Uterine leiomyomas (fibroids or myomas) are the
most common pelvic tumor in women.
They are benign monoclonal tumors arising from
the smooth muscle cells of the myometrium.
Groosly ,Leiomyomas are
pseudoencapsulated solid tumors, well
demarcated from the surrounding
Microscopically, these appear as
smooth muscle cells in longitudinal or
cross-section intermixed with fibrous
connective tissue. Vascular structures
are few, and mitoses are rare.
Risk of Malignancy
Leiomyosarcomas are found rarely
in hysterectomy or myomectomy
specimens (incidence 0.2%).
Uterine leiomyomas are the most common pelvic tumor in
Leiomyomas have not been described in prepubertal girls, but
they are occasionally noted in adolescents.
Myomas are clinically apparent in approximately 12 to 25
percent of reproductive age women and noted on pathological
examination in approximately 80 percent of surgically excised.
Most, but not all, women have shrinkage of leiomyomas at
Early menarche (<10 years old) is associated with an increased risk of
Parity (having one or more pregnancies extending beyond 20 weeks)
decreases the chance of fibroid formation.
It has been hypothesized that the postpartum remodeling of the uterus may
have the effect of clearing smaller fibroids.
Recent studies supported this hypothesis with the finding that over a third of
women with a single fibroid identified during pregnancy had none on
postpartum ultrasound, and almost 80 percent of fibroids were smaller
In some cohorts, early age at first birth decreases risk and a longer interval
since last birth increases risk
the association of fibroid growth with agents for ovulation induction is unlikely
Most studies show a relationship between fibroids and increasing
body mass. The relationship is complex and is likely modified by
Fibroids are often described according to their location in the
the majority of myomas are small and asymptomatic.
The symptoms are related to the number, size, and location of the
Myomas can occur as single or multiple tumors and range in size from

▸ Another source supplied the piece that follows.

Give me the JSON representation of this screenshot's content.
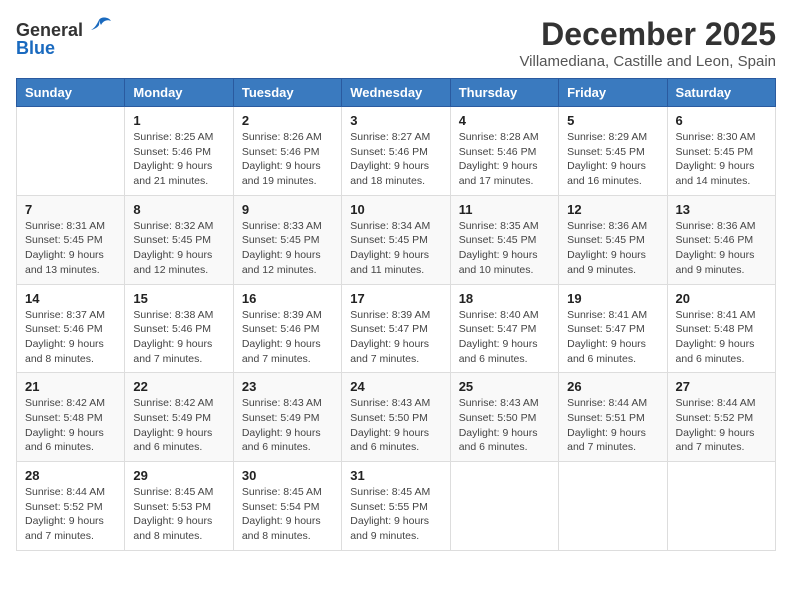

microscopic to tens of centimeters.
The size of the myomatous uterus is described in menstrual weeks, as
with the gravid uterus. As an example, a 20-week size myomatous
uterus is not unusual, and is often associated with heavy menses,
increasing abdominal fullness similar to pregnancy
It is the most common symptom.
Heavy and/or prolonged menses is the typical bleeding
pattern with myomas .
Intermenstrual bleeding and postmenopausal bleeding
are NOT characteristic of myomas and should be
investigated to exclude endometrial pathology.
The presence and degree of uterine bleeding are
determined, in large part, by the location of the fibroid;
size is of secondary importance.
Bulk-related symptoms —
As examples, urinary frequency, difficulty emptying the bladder, and,
rarely, urinary obstruction can all occur with fibroids
Dysmenorrhea is also reported by many women with fibroids.
Leiomyoma degeneration or torsion —
Infrequently, fibroids cause acute pain from degeneration (eg, carneous
or red degeneration) or torsion of a pedunculated tumor.
Leiomyomas that distort the uterine cavity (submucosal or
intramural with an intracavitary component) result in:
difficulty conceiving a pregnancy
and an increased risk of miscarriage
leiomyomas have been associated with adverse pregnancy
fetal growth restriction,
and preterm labor and birth
Condoleezza Rice's uterine fibroid embolization was performed at
Georgetown University Hospital by interventional radiologist James
Spies, MD. The procedure took about 90 minutes and was reported
Management Clinical effect Method of
Serial Pelvic Exams
Presurgical Shrinkage Size by 70%
GnRH analog 3-6months;
regrowth after stopping
Myomectomy Preserves fertility
Embolization Preserves the uterus
Hysterectomy Fertility completed
Uterine leiomyomas (fibroids or myomas) are
the most common pelvic tumor in women .
Fibroids are often described according to
their location in the uterus (submucosal,
intramural, subserosal, cervical).
Symptoms attributable to uterine myomas
can generally be classified into three distinct
categories: abnormal uterine bleeding, pelvic
pressure and pain, reproductive dysfunction.
Relief of symptoms related to fibroids usually
occurs at the time of menopause